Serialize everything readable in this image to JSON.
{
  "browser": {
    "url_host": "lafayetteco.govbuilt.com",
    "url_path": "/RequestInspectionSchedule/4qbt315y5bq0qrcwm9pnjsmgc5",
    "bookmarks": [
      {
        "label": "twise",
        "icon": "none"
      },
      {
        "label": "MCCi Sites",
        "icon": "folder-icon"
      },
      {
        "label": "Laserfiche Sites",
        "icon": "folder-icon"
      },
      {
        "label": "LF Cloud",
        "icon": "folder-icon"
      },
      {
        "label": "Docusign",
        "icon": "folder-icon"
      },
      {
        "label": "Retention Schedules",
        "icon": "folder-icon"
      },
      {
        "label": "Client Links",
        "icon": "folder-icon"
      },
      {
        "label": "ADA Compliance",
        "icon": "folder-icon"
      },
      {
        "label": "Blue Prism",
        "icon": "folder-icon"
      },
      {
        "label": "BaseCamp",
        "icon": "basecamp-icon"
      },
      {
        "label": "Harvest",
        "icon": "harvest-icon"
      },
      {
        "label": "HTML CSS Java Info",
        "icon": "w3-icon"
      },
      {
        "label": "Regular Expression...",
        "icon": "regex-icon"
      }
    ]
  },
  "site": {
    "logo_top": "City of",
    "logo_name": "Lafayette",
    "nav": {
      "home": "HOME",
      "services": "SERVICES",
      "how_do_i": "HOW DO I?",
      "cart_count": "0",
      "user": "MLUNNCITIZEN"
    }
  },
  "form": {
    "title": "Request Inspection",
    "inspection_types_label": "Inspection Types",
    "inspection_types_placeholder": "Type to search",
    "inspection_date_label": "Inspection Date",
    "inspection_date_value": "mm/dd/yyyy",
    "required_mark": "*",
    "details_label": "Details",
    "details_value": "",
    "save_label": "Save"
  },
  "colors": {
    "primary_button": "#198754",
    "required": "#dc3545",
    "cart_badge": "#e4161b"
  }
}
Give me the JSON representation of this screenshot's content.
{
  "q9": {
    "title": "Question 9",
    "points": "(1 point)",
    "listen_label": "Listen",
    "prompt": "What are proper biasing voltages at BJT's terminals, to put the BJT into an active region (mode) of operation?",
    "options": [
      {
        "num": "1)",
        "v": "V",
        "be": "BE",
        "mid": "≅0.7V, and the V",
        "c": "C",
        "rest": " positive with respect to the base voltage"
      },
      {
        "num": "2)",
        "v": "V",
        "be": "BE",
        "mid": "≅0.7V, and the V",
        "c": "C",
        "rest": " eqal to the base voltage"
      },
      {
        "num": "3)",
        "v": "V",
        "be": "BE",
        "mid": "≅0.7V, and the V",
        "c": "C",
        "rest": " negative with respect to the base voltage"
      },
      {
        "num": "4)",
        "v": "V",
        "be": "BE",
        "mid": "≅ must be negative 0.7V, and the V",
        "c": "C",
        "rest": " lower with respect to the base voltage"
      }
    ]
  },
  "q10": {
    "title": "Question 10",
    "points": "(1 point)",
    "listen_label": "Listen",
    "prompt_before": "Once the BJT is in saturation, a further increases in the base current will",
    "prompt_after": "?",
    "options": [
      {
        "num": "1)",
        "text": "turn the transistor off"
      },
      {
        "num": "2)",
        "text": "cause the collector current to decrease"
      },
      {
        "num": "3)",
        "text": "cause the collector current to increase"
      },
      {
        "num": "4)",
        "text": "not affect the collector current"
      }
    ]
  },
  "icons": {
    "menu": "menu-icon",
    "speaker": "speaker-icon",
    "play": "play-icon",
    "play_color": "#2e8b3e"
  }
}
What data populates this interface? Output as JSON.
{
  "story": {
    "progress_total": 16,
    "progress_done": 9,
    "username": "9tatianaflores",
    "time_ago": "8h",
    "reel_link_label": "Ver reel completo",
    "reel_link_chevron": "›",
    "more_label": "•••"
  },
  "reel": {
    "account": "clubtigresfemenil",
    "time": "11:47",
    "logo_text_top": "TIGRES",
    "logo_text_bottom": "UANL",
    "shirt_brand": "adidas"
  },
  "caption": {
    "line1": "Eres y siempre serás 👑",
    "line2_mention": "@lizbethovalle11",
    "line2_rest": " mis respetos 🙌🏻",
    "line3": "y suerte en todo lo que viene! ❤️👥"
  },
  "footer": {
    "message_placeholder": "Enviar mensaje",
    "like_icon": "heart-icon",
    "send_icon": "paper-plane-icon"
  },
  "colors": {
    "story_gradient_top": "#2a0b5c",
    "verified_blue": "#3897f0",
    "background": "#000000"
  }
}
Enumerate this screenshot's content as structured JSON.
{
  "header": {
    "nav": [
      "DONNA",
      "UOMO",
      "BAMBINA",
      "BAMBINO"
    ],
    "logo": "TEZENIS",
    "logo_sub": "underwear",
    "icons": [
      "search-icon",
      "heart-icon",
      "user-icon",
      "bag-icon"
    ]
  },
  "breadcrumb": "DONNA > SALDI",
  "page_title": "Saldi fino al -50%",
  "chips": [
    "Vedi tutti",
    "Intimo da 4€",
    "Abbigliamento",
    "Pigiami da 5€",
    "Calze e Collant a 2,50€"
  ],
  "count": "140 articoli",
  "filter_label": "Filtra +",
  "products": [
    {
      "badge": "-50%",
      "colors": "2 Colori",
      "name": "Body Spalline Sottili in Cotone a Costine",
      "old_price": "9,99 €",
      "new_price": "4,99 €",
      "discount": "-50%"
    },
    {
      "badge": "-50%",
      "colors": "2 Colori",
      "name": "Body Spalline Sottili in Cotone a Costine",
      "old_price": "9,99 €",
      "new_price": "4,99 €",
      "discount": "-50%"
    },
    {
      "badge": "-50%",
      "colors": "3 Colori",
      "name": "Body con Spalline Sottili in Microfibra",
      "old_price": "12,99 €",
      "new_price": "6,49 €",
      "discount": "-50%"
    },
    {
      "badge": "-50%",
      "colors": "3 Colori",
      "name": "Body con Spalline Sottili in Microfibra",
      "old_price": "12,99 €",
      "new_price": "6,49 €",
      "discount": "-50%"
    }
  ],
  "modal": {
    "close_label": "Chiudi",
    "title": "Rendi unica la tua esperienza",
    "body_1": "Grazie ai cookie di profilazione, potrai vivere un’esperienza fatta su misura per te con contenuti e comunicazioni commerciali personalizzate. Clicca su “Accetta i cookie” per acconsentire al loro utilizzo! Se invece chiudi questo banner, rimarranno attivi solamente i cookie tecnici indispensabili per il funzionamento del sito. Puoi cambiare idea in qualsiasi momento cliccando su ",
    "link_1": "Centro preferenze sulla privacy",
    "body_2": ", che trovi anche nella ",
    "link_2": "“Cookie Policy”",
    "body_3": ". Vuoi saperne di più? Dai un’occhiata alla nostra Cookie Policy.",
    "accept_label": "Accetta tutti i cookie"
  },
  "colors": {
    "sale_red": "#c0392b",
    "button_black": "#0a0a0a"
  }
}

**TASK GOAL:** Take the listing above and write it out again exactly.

**TASK OUTPUT:**
Serialize everything readable in this image to JSON.
{
  "browser": {
    "url_host": "lafayetteco.govbuilt.com",
    "url_path": "/RequestInspectionSchedule/4qbt315y5bq0qrcwm9pnjsmgc5",
    "bookmarks": [
      {
        "label": "twise",
        "icon": "none"
      },
      {
        "label": "MCCi Sites",
        "icon": "folder-icon"
      },
      {
        "label": "Laserfiche Sites",
        "icon": "folder-icon"
      },
      {
        "label": "LF Cloud",
        "icon": "folder-icon"
      },
      {
        "label": "Docusign",
        "icon": "folder-icon"
      },
      {
        "label": "Retention Schedules",
        "icon": "folder-icon"
      },
      {
        "label": "Client Links",
        "icon": "folder-icon"
      },
      {
        "label": "ADA Compliance",
        "icon": "folder-icon"
      },
      {
        "label": "Blue Prism",
        "icon": "folder-icon"
      },
      {
        "label": "BaseCamp",
        "icon": "basecamp-icon"
      },
      {
        "label": "Harvest",
        "icon": "harvest-icon"
      },
      {
        "label": "HTML CSS Java Info",
        "icon": "w3-icon"
      },
      {
        "label": "Regular Expression...",
        "icon": "regex-icon"
      }
    ]
  },
  "site": {
    "logo_top": "City of",
    "logo_name": "Lafayette",
    "nav": {
      "home": "HOME",
      "services": "SERVICES",
      "how_do_i": "HOW DO I?",
      "cart_count": "0",
      "user": "MLUNNCITIZEN"
    }
  },
  "form": {
    "title": "Request Inspection",
    "inspection_types_label": "Inspection Types",
    "inspection_types_placeholder": "Type to search",
    "inspection_date_label": "Inspection Date",
    "inspection_date_value": "mm/dd/yyyy",
    "required_mark": "*",
    "details_label": "Details",
    "details_value": "",
    "save_label": "Save"
  },
  "colors": {
    "primary_button": "#198754",
    "required": "#dc3545",
    "cart_badge": "#e4161b"
  }
}
Give me the JSON representation of this screenshot's content.
{
  "q9": {
    "title": "Question 9",
    "points": "(1 point)",
    "listen_label": "Listen",
    "prompt": "What are proper biasing voltages at BJT's terminals, to put the BJT into an active region (mode) of operation?",
    "options": [
      {
        "num": "1)",
        "v": "V",
        "be": "BE",
        "mid": "≅0.7V, and the V",
        "c": "C",
        "rest": " positive with respect to the base voltage"
      },
      {
        "num": "2)",
        "v": "V",
        "be": "BE",
        "mid": "≅0.7V, and the V",
        "c": "C",
        "rest": " eqal to the base voltage"
      },
      {
        "num": "3)",
        "v": "V",
        "be": "BE",
        "mid": "≅0.7V, and the V",
        "c": "C",
        "rest": " negative with respect to the base voltage"
      },
      {
        "num": "4)",
        "v": "V",
        "be": "BE",
        "mid": "≅ must be negative 0.7V, and the V",
        "c": "C",
        "rest": " lower with respect to the base voltage"
      }
    ]
  },
  "q10": {
    "title": "Question 10",
    "points": "(1 point)",
    "listen_label": "Listen",
    "prompt_before": "Once the BJT is in saturation, a further increases in the base current will",
    "prompt_after": "?",
    "options": [
      {
        "num": "1)",
        "text": "turn the transistor off"
      },
      {
        "num": "2)",
        "text": "cause the collector current to decrease"
      },
      {
        "num": "3)",
        "text": "cause the collector current to increase"
      },
      {
        "num": "4)",
        "text": "not affect the collector current"
      }
    ]
  },
  "icons": {
    "menu": "menu-icon",
    "speaker": "speaker-icon",
    "play": "play-icon",
    "play_color": "#2e8b3e"
  }
}
What data populates this interface? Output as JSON.
{
  "story": {
    "progress_total": 16,
    "progress_done": 9,
    "username": "9tatianaflores",
    "time_ago": "8h",
    "reel_link_label": "Ver reel completo",
    "reel_link_chevron": "›",
    "more_label": "•••"
  },
  "reel": {
    "account": "clubtigresfemenil",
    "time": "11:47",
    "logo_text_top": "TIGRES",
    "logo_text_bottom": "UANL",
    "shirt_brand": "adidas"
  },
  "caption": {
    "line1": "Eres y siempre serás 👑",
    "line2_mention": "@lizbethovalle11",
    "line2_rest": " mis respetos 🙌🏻",
    "line3": "y suerte en todo lo que viene! ❤️👥"
  },
  "footer": {
    "message_placeholder": "Enviar mensaje",
    "like_icon": "heart-icon",
    "send_icon": "paper-plane-icon"
  },
  "colors": {
    "story_gradient_top": "#2a0b5c",
    "verified_blue": "#3897f0",
    "background": "#000000"
  }
}
Enumerate this screenshot's content as structured JSON.
{
  "header": {
    "nav": [
      "DONNA",
      "UOMO",
      "BAMBINA",
      "BAMBINO"
    ],
    "logo": "TEZENIS",
    "logo_sub": "underwear",
    "icons": [
      "search-icon",
      "heart-icon",
      "user-icon",
      "bag-icon"
    ]
  },
  "breadcrumb": "DONNA > SALDI",
  "page_title": "Saldi fino al -50%",
  "chips": [
    "Vedi tutti",
    "Intimo da 4€",
    "Abbigliamento",
    "Pigiami da 5€",
    "Calze e Collant a 2,50€"
  ],
  "count": "140 articoli",
  "filter_label": "Filtra +",
  "products": [
    {
      "badge": "-50%",
      "colors": "2 Colori",
      "name": "Body Spalline Sottili in Cotone a Costine",
      "old_price": "9,99 €",
      "new_price": "4,99 €",
      "discount": "-50%"
    },
    {
      "badge": "-50%",
      "colors": "2 Colori",
      "name": "Body Spalline Sottili in Cotone a Costine",
      "old_price": "9,99 €",
      "new_price": "4,99 €",
      "discount": "-50%"
    },
    {
      "badge": "-50%",
      "colors": "3 Colori",
      "name": "Body con Spalline Sottili in Microfibra",
      "old_price": "12,99 €",
      "new_price": "6,49 €",
      "discount": "-50%"
    },
    {
      "badge": "-50%",
      "colors": "3 Colori",
      "name": "Body con Spalline Sottili in Microfibra",
      "old_price": "12,99 €",
      "new_price": "6,49 €",
      "discount": "-50%"
    }
  ],
  "modal": {
    "close_label": "Chiudi",
    "title": "Rendi unica la tua esperienza",
    "body_1": "Grazie ai cookie di profilazione, potrai vivere un’esperienza fatta su misura per te con contenuti e comunicazioni commerciali personalizzate. Clicca su “Accetta i cookie” per acconsentire al loro utilizzo! Se invece chiudi questo banner, rimarranno attivi solamente i cookie tecnici indispensabili per il funzionamento del sito. Puoi cambiare idea in qualsiasi momento cliccando su ",
    "link_1": "Centro preferenze sulla privacy",
    "body_2": ", che trovi anche nella ",
    "link_2": "“Cookie Policy”",
    "body_3": ". Vuoi saperne di più? Dai un’occhiata alla nostra Cookie Policy.",
    "accept_label": "Accetta tutti i cookie"
  },
  "colors": {
    "sale_red": "#c0392b",
    "button_black": "#0a0a0a"
  }
}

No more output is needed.